An 'obstacle device' has been developed by scientists in the United States which can select the fastest and healthiest sperm to use in assisted reproductive techniques.
The device - termed Spartan (Simple Periodic Array for Trapping And isolation) - was inspired by the natural filter-like capabilities of the female reproductive tract and developed by a team of researchers from Worcester Polytechnic Institute and Stanford University.
Sperm are injected into one end of the 14 millimetre long device, and must swim through numerous three-dimensional pillars to the other end.
About 99 percent of the sperm that make it through the device are motile and the simple technique also avoids the type of damage that can occur with traditional sperm sorting methods, such high-force centrifuges. It is hoped that by selecting the healthiest sperm, patients undergoing ART will have a better chance of conceiving.
Professor Erkan Tüzel, a biomedical engineer at the Worcester Polytechnic Institute who led the work as said: 'With Spartan, we not only get sperm with excellent motility, but also with normal morphology and better DNA integrity, helping families worldwide by reducing the stress of multiple IVF procedures, while potentially increasing pregnancy rates.'
Spartan is a simple one-step procedure and takes around 10 minutes to perform, meaning it is also easier to use in the clinic compared to current options and does not require sperm to frozen and shipped to another lab for processing.
The authors have noted, however, that the device is currently only able to recover a small number of sperm. While it is suitable for techniques such as ICSI which only need a single sperm, additional modifications will need to be made to make it suitable for other techniques that require a larger number of sperm such as intrauterine insemination.

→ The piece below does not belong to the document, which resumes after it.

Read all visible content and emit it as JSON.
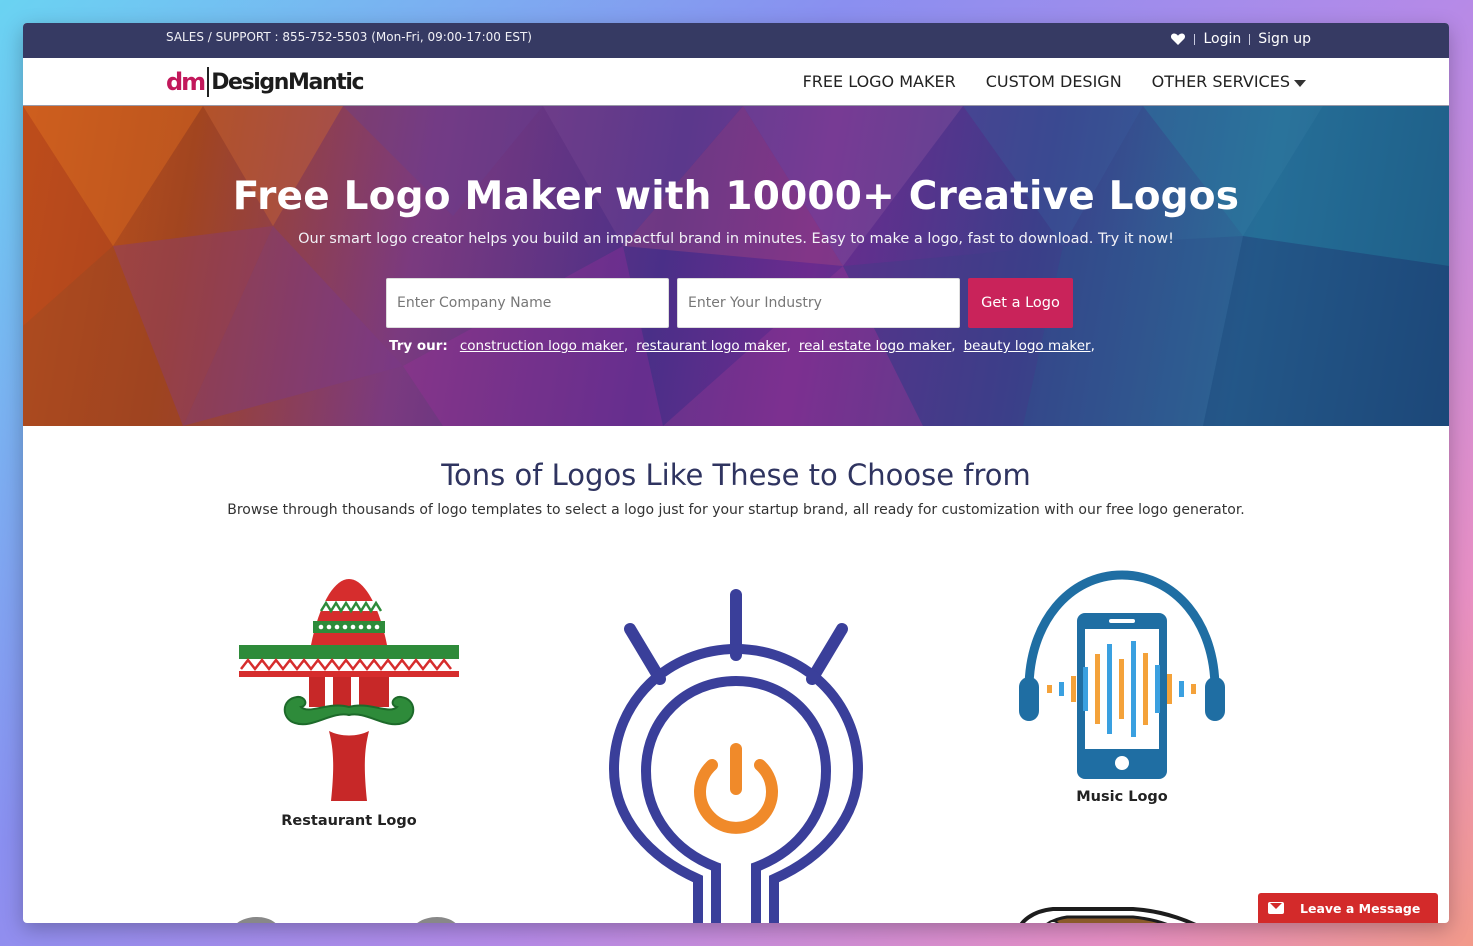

The technology was published in the journal Advanced Science. It has since been licensed to the American company DxNow, which plans to make the product commercially available in July 2018 pending approval by the US Food and Drugs Administration.